Records provided section start
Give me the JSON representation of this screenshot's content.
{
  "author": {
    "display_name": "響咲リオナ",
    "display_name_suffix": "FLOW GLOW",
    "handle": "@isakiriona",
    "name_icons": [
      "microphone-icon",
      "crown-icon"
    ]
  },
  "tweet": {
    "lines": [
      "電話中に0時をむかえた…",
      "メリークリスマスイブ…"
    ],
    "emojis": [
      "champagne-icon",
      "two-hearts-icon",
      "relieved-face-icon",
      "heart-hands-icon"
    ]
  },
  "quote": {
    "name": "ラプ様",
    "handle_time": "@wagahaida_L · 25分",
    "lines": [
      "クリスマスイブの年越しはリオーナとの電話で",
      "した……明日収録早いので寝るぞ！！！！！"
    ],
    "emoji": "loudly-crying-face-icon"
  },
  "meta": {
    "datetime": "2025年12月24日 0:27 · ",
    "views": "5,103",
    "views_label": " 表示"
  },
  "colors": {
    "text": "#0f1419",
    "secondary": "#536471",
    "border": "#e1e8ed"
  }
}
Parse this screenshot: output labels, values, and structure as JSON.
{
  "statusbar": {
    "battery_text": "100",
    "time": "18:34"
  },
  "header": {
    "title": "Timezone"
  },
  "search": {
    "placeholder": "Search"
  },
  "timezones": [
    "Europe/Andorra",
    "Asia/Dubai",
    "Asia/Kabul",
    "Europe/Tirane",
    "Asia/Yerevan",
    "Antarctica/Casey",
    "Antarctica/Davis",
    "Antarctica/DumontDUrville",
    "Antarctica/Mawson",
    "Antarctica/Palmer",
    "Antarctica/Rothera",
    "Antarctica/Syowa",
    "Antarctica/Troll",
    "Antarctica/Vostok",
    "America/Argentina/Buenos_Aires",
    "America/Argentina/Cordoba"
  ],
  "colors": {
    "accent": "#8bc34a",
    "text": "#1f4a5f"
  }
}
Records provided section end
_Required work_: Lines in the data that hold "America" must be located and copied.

_Response box_:
    "America/Argentina/Buenos_Aires",
    "America/Argentina/Cordoba"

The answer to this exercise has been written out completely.